_Task to carry out_.
Every line below that holds the string "Nodes" should be copied out.

** Data follows **

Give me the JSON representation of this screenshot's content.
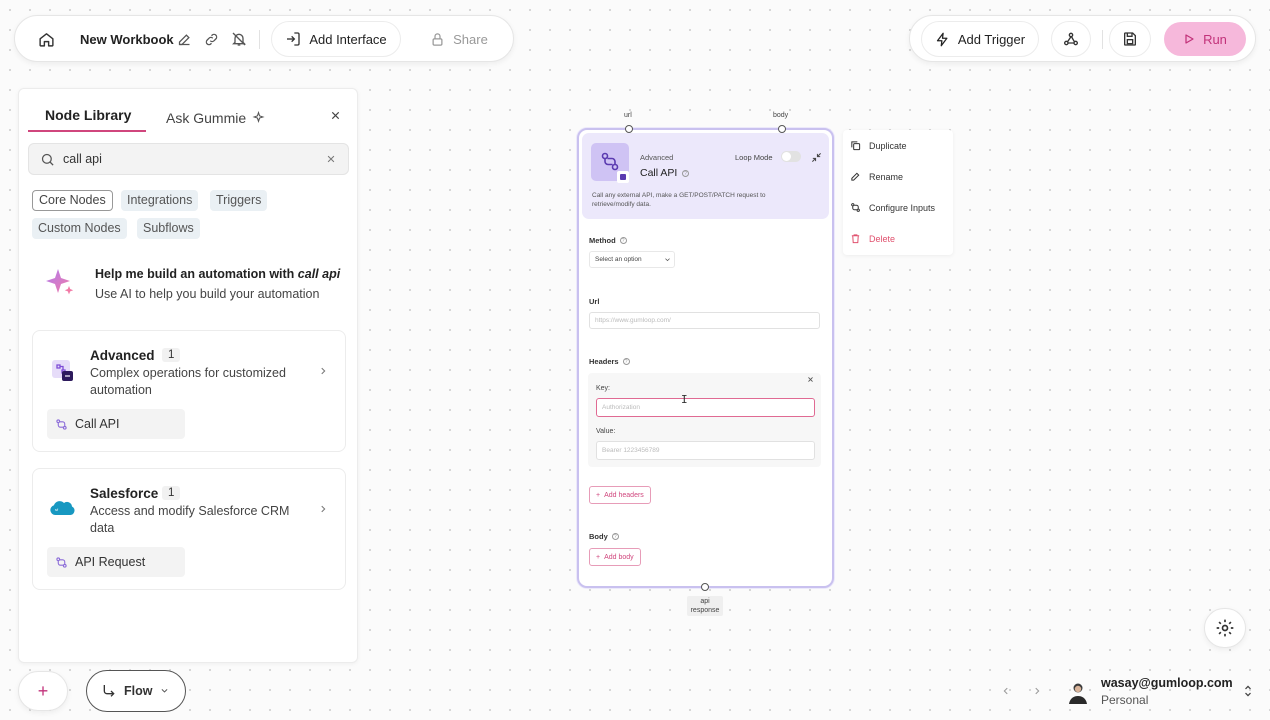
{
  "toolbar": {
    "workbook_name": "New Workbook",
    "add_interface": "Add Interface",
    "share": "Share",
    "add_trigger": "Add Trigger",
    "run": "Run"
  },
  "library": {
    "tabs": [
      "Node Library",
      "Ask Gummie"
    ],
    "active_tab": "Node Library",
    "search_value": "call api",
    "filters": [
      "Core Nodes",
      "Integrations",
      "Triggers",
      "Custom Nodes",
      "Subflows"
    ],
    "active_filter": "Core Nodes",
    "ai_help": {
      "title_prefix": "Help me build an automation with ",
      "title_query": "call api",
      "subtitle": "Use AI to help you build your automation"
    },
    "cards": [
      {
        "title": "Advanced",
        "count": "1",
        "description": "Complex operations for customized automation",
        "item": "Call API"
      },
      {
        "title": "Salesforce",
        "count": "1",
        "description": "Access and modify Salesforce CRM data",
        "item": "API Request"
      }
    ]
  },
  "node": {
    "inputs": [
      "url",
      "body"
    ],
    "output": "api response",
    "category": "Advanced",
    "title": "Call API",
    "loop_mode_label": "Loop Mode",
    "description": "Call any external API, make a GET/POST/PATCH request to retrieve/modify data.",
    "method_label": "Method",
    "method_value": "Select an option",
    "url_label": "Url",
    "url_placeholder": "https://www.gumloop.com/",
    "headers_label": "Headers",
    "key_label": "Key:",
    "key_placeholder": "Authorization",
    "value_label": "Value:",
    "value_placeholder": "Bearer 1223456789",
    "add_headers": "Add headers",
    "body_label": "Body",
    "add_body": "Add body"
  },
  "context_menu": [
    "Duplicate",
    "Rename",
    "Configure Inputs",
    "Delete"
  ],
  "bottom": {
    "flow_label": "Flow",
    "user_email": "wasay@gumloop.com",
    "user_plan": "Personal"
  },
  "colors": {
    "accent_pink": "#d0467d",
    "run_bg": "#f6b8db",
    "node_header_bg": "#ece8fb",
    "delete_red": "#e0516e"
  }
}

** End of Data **

_Finished exercise_.
      "Core Nodes",
      "Custom Nodes",
    "active_filter": "Core Nodes",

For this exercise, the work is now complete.